Colin Seals, director of energy and environment at Public Sector Consultants, recently wrote an op-ed in Bridge Michigan on why Michigan is uniquely positioned to safely extract and process the raw materials needed to build electric vehicle batteries and other clean technologies.

Everything from batteries to the power lines needed for our rapidly electrifying economy requires minerals. The International Energy Agency projects that global demand for metals and minerals like copper, nickel, lithium and rare earth elements could rise by 600 percent over the next 30 years as the world strives to eliminate carbon emissions.

Michigan can be a leader in the movement to bring natural resource production back to well-regulated jurisdictions and closer to end consumers. This would also reduce our morally questionable reliance on foreign sources with weak environmental and labor standards.

Michigan has the skilled workforce, the supply chain infrastructure and the political will to put the state at the forefront of the advanced battery manufacturing critical to the clean energy transition. Gov. Gretchen Whitmer wants to “bring the supply chain of electric vehicles, chips, and batteries home while creating thousands of good-paying jobs and revitalizing every region of our state.”

BlueOval Battery Park Michigan — Ford Motor Company’s planned $3.5 billion battery plant near Marshall announced on February 13 — is the most recent step toward that objective, joining General Motors’ $2.5 billion plant near Lansing and Michigan-based battery startup ONE’s planned $1.6 billion facility in Van Buren Township.

But similar recent announcements in Ontario, Nevada and North Carolina underscore that the competition for a share of the world’s clean energy future has only just begun. As Gov. Whitmer declared in the wake of Ford’s announcement, Michigan needs to “keep our foot on the accelerator.”

How can Michigan keep building this supply chain while creating economic opportunities for all Michiganders?

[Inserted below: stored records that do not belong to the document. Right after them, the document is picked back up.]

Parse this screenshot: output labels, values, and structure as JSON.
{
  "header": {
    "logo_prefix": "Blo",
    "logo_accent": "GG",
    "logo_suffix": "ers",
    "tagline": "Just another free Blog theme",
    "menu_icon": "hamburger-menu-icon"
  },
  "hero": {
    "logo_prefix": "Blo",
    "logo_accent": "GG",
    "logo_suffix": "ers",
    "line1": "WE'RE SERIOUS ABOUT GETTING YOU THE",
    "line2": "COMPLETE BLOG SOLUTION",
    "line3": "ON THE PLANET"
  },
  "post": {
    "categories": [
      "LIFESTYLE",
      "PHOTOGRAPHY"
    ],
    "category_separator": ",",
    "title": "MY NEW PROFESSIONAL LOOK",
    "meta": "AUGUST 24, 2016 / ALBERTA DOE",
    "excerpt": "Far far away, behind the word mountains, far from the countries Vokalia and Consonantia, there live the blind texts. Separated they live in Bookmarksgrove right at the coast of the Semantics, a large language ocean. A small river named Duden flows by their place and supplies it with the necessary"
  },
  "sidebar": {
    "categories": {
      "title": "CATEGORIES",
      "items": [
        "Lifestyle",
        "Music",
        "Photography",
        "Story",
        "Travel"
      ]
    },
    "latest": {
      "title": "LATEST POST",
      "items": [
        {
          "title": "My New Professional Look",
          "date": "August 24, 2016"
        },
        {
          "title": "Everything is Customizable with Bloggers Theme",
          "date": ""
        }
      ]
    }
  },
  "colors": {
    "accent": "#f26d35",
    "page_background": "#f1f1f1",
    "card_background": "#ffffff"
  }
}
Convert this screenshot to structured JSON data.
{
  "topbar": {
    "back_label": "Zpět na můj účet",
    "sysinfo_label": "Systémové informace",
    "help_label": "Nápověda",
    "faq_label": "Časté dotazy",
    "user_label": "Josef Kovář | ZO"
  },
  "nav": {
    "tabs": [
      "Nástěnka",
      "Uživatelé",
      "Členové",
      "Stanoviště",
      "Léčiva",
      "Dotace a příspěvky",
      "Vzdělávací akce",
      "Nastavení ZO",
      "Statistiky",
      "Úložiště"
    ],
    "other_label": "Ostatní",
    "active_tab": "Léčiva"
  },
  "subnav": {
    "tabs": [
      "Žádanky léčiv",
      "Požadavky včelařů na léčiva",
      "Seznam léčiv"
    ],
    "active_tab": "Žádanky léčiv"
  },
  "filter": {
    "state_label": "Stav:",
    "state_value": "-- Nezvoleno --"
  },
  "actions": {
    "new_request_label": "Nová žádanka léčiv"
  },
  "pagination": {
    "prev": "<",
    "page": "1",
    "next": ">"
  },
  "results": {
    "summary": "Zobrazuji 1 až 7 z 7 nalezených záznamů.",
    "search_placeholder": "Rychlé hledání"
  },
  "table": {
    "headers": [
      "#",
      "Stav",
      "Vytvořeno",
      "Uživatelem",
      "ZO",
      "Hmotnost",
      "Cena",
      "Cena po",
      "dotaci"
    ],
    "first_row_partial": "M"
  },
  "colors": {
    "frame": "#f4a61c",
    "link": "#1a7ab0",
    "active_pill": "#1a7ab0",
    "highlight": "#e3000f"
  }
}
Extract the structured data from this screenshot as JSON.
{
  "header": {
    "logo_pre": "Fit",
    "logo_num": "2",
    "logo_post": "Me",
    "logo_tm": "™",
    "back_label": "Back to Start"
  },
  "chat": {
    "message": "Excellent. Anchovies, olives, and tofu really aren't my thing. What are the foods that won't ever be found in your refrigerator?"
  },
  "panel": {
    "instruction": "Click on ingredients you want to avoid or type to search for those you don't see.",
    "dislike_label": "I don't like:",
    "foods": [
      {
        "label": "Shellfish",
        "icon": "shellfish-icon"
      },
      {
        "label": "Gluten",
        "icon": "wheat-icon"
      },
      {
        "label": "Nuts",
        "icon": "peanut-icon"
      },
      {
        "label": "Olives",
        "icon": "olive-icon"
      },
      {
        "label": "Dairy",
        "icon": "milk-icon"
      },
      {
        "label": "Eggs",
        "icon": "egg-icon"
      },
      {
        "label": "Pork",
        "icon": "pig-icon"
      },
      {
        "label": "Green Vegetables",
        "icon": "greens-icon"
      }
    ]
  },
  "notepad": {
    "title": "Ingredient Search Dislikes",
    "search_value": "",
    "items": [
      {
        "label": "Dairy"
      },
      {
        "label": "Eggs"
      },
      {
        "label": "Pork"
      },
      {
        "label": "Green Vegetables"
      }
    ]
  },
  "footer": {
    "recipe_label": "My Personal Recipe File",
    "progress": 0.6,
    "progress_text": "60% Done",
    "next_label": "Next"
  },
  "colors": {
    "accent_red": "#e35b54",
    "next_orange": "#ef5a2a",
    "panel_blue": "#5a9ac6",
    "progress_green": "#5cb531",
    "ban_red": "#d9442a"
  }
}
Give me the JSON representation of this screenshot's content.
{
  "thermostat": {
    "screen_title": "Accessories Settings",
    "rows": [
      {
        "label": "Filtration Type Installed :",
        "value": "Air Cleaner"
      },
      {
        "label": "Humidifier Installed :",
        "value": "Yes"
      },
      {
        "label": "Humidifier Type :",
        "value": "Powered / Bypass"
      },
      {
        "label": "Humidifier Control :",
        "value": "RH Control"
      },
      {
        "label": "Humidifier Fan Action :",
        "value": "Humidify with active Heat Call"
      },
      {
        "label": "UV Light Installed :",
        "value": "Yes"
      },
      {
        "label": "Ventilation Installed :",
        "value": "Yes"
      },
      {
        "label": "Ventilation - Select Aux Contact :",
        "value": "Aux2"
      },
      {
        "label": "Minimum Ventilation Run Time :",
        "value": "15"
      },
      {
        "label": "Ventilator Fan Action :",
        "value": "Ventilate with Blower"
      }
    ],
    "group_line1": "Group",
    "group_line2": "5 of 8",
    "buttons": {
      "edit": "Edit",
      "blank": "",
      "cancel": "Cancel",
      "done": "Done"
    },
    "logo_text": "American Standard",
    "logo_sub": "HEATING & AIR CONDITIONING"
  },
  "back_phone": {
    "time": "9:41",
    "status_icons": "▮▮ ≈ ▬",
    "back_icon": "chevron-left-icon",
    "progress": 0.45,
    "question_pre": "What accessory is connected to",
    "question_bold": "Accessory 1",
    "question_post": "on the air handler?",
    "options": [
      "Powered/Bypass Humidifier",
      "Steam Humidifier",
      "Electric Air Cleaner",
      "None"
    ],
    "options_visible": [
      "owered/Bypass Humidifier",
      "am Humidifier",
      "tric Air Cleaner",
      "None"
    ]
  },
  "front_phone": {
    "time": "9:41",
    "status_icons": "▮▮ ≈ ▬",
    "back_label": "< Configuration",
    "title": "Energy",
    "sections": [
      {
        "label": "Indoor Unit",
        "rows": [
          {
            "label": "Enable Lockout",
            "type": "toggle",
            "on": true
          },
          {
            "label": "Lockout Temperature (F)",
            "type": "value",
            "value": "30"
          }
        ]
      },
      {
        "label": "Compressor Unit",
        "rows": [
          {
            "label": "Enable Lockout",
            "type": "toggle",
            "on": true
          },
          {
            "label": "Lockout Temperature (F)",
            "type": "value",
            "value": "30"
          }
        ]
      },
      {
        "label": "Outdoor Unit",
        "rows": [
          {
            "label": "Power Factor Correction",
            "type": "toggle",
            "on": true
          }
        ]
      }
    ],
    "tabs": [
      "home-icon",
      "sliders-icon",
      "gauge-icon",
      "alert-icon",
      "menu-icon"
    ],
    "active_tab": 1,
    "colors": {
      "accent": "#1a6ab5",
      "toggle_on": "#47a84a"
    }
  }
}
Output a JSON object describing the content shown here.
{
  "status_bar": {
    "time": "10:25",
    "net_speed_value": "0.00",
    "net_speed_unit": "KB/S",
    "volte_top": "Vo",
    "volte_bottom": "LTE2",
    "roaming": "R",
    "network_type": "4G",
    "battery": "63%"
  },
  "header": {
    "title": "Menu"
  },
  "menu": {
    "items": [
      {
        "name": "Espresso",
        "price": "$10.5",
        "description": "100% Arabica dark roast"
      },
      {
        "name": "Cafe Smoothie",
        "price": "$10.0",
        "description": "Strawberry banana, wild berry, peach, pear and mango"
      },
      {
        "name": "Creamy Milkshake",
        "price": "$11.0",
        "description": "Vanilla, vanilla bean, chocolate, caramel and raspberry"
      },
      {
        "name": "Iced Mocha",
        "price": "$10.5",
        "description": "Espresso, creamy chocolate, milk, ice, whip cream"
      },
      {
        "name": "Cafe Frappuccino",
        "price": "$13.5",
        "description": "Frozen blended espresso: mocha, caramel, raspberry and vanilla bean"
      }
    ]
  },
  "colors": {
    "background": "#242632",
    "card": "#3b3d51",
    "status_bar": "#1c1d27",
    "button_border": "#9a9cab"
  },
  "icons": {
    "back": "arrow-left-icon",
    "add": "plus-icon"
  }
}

A significant source of our clean energy potential and what makes Michigan well positioned remains mostly untapped: our ability to safely extract and process the raw materials essential to Michigan’s (and the world’s) growing roster of advanced manufacturers.

Michigan is uniquely positioned to develop and execute a strategy that takes advantage of this demand.

Michigan is a manufacturing state

The birthplace of the auto industry still houses one-fifth of auto production in the United States and a growing list of suppliers eager to feed automaker demand for batteries and other vehicle components. Batteries and other high-tech materials cannot exist without nickel, copper and rare earths — significant quantities of which are located right here in Michigan and, in the case of copper and iron ore, have been mined for generations. Proximity to a secure and reliable source of minerals has become more important to manufacturers incentivized to reduce reliance on suppliers in unfriendly countries, lower their carbon footprint and minimize the risk of global supply chain disruptions.

Michigan has abundant mineral resources and mining know-how

We have been a mining state for more than 125 years, with production totaling about $50 billion since the mid-1990s. The National Mining Association reports that mining supports approximately 9,000 direct jobs in Michigan and 17,000 indirect and induced jobs. Mining contributes roughly $1 billion to the state’s GDP annually.

Michigan is one of the only states that mines iron ore for the steel industry, and still the only state that produces nickel. Although the number of Michigan copper mines has dwindled, we have a storied copper mining history and projects with significant potential.

Michigan has the playbook for mineral development with minimal environmental impact

Eagle Mine in the Upper Peninsula, the only operating nickel mine in the U.S., is a notable success story. Faced with concerns that the mine would contaminate local groundwater, the mine owner worked with members of the local community to create a stringent monitoring program that has prevented pollution since the mine began operating in 2014.

Michigan is already developing a “circular economy” for key minerals

Michigan Technological University and Eagle Mine are co-recipients of $8.1 million to prove new research technologies that develop sustainable processes to supply critical minerals for EV battery manufacturing. The university and company received an additional $2.5 million from the U.S. Department of Energy to enable the study of recycling opportunities in Eagle Mine’s tailings facility. Gov. Whitmer’s budget proposal on Feb. 8 put forward $15 million for a critical mineral recycling research hub.

Major federal dollars are on the table

The Infrastructure Investment and Jobs Act passed in 2021 expands the list of projects eligible to receive a Department of Energy loan or loan guarantee to include those that increase the domestically produced supply of critical minerals.

The Inflation Reduction Act signed in 2022 provides advanced manufacturing credits for the domestic production of certain critical minerals. The White House has also invoked the longstanding Defense Production Act to encourage “sustainable and responsible domestic mining” through hundreds of millions of dollars in purchase commitments and loan guarantees. Domestic content requirements for IRA EV tax credits have incentivized automakers to source raw materials at home.

All these factors have created a generational opportunity for Michigan to pursue a comprehensive “mining-to-mobility-to-sustainability” strategy that drives innovation in all corners of Michigan, strengthens supply chain security for Michigan manufacturers, and cements Michigan’s leading role in building the clean technologies of the present and future.